- **Work request**: Collect each line of the records containing the string "General".

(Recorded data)
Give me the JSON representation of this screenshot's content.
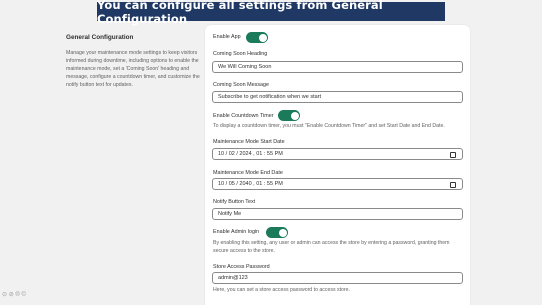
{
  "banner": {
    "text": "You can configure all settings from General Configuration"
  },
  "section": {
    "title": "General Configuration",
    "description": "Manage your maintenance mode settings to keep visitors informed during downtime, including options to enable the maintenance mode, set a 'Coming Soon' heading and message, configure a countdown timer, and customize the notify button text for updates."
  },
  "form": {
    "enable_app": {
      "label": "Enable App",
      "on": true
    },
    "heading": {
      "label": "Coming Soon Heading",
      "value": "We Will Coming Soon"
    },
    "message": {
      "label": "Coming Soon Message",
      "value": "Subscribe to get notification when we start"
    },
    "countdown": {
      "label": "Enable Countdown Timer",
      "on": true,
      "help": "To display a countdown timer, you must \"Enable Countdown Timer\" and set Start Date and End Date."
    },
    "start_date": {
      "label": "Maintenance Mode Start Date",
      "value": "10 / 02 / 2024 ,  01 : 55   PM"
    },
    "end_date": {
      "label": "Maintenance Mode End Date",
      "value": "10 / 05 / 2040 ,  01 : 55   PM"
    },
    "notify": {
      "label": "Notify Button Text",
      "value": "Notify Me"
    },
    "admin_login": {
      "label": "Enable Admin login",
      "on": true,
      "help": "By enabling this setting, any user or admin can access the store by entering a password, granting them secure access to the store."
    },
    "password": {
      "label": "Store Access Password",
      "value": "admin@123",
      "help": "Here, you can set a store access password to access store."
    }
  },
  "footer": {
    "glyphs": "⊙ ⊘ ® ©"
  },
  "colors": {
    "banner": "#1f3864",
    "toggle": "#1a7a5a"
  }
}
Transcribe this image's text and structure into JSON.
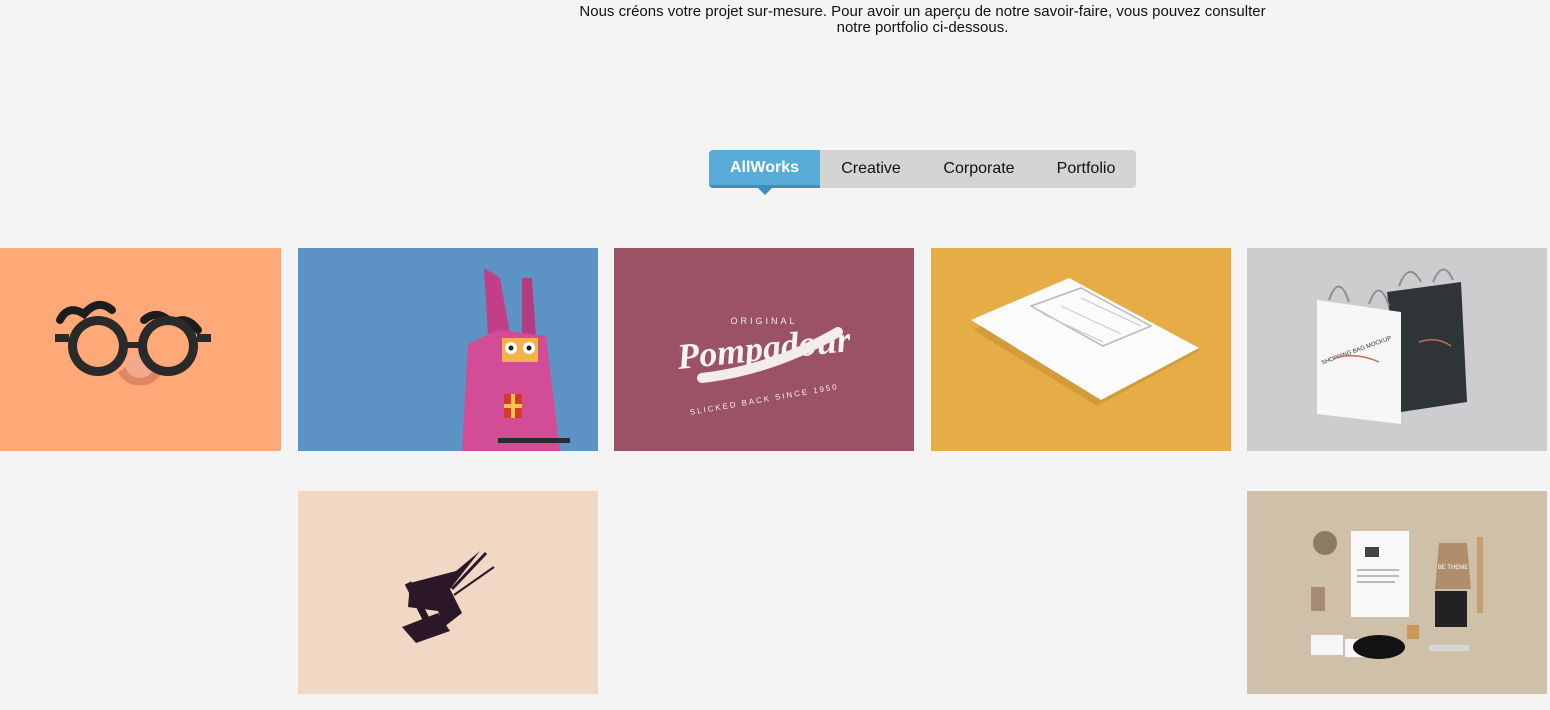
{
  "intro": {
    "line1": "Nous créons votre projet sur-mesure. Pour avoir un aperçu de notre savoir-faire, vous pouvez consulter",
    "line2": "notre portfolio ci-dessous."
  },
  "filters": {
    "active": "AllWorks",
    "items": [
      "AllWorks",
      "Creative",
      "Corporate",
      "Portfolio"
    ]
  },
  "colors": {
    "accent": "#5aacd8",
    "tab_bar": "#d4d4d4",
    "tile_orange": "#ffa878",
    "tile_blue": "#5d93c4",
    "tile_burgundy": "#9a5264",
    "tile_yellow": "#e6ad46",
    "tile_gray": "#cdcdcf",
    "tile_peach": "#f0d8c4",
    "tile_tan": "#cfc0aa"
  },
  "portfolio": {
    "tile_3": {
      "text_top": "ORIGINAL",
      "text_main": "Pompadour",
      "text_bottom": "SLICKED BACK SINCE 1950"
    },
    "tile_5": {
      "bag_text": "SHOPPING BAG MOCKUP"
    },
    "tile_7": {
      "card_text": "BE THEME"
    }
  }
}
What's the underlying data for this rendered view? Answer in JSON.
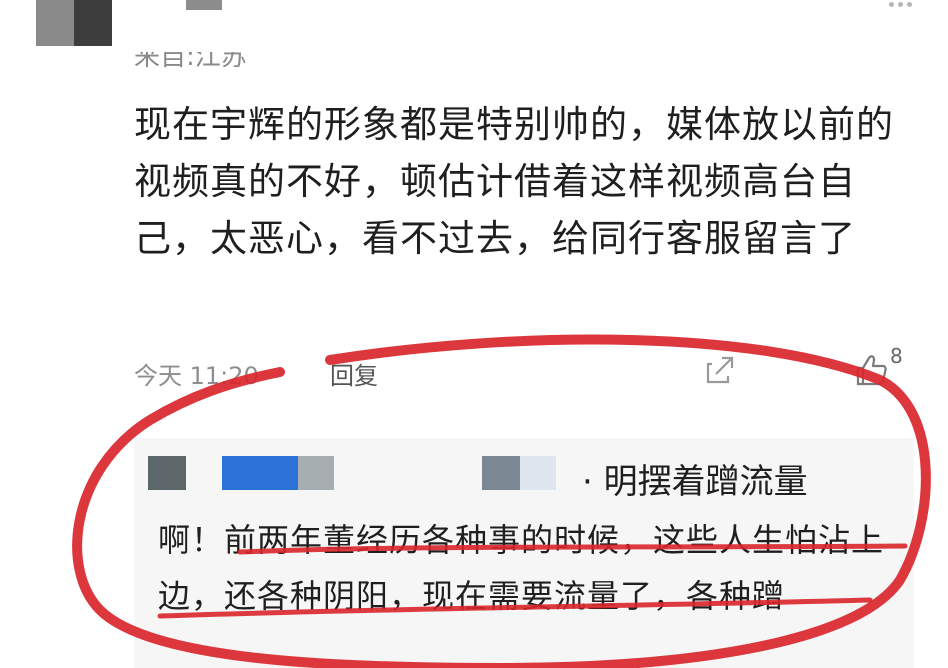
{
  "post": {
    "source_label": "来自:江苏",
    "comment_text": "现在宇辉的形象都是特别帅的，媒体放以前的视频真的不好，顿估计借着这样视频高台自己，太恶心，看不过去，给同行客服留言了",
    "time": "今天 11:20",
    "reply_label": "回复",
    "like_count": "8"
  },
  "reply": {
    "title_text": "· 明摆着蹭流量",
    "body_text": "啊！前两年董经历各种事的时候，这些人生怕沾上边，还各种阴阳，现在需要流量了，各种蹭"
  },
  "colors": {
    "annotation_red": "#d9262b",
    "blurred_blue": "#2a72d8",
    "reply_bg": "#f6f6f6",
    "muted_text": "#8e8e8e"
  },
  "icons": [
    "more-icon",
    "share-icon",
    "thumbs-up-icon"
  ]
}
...
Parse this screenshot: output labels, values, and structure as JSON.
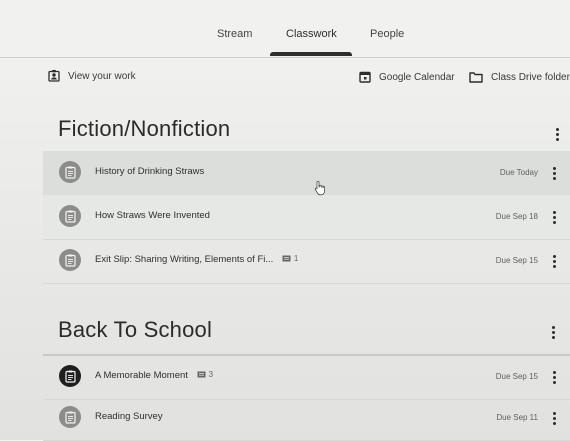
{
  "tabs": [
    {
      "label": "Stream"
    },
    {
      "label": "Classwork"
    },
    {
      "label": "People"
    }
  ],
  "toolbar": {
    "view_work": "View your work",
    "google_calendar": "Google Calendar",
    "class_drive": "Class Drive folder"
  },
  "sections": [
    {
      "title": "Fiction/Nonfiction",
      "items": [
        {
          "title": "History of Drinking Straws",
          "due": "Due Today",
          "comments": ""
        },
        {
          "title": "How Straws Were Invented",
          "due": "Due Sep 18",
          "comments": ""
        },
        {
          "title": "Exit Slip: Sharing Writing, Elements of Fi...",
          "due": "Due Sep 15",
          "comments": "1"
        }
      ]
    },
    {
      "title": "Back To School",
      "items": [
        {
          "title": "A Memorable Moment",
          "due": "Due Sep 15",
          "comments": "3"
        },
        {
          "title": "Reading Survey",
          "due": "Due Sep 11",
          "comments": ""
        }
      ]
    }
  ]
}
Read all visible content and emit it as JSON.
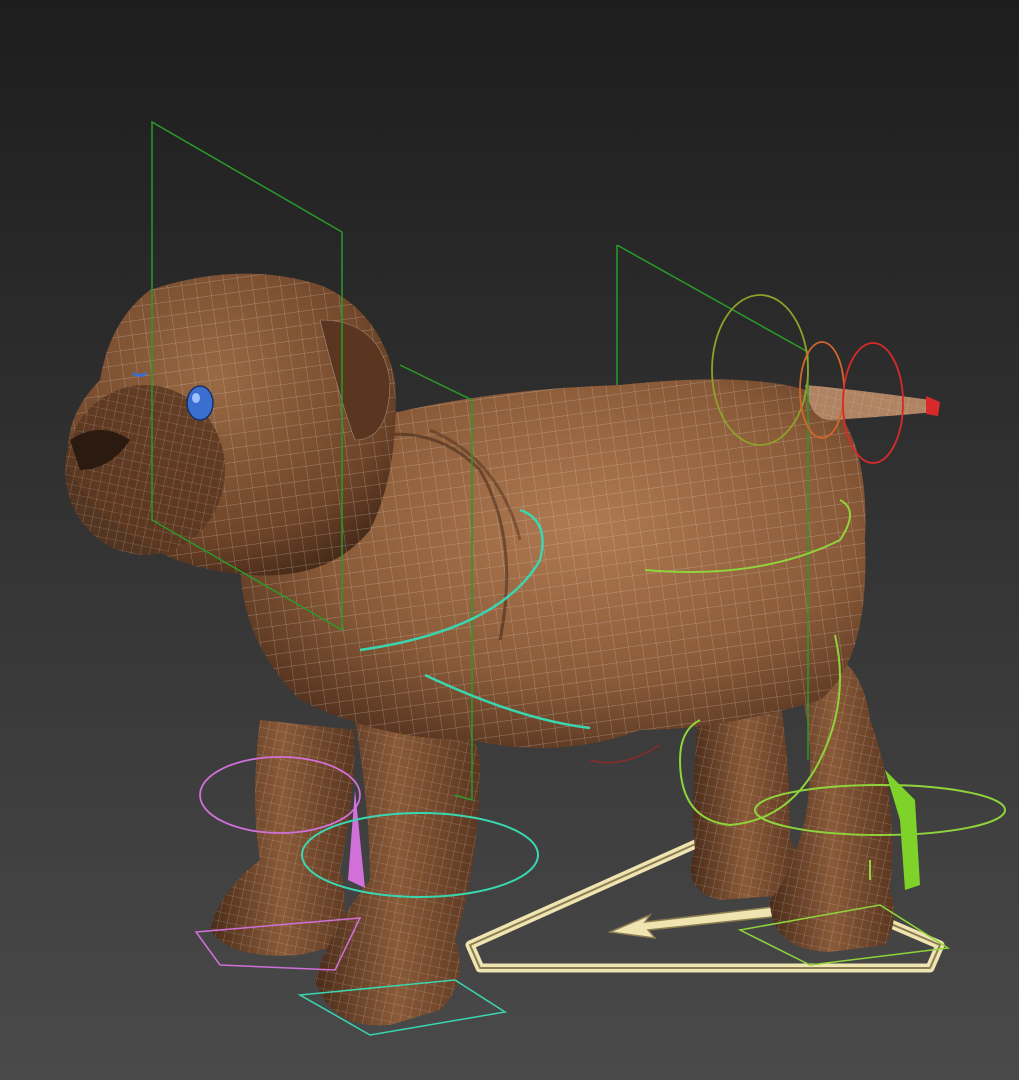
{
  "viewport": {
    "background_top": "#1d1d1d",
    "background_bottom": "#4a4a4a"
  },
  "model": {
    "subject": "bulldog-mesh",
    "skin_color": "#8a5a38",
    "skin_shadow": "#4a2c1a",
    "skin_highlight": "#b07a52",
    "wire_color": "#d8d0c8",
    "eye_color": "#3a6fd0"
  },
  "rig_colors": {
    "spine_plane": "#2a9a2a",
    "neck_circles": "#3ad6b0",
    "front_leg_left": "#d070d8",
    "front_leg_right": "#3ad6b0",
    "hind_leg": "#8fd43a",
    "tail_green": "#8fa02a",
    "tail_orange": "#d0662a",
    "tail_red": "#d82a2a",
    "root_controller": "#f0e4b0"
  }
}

- **Exercise output**:
    "text": "You can configure all settings from General Configuration"
    "title": "General Configuration",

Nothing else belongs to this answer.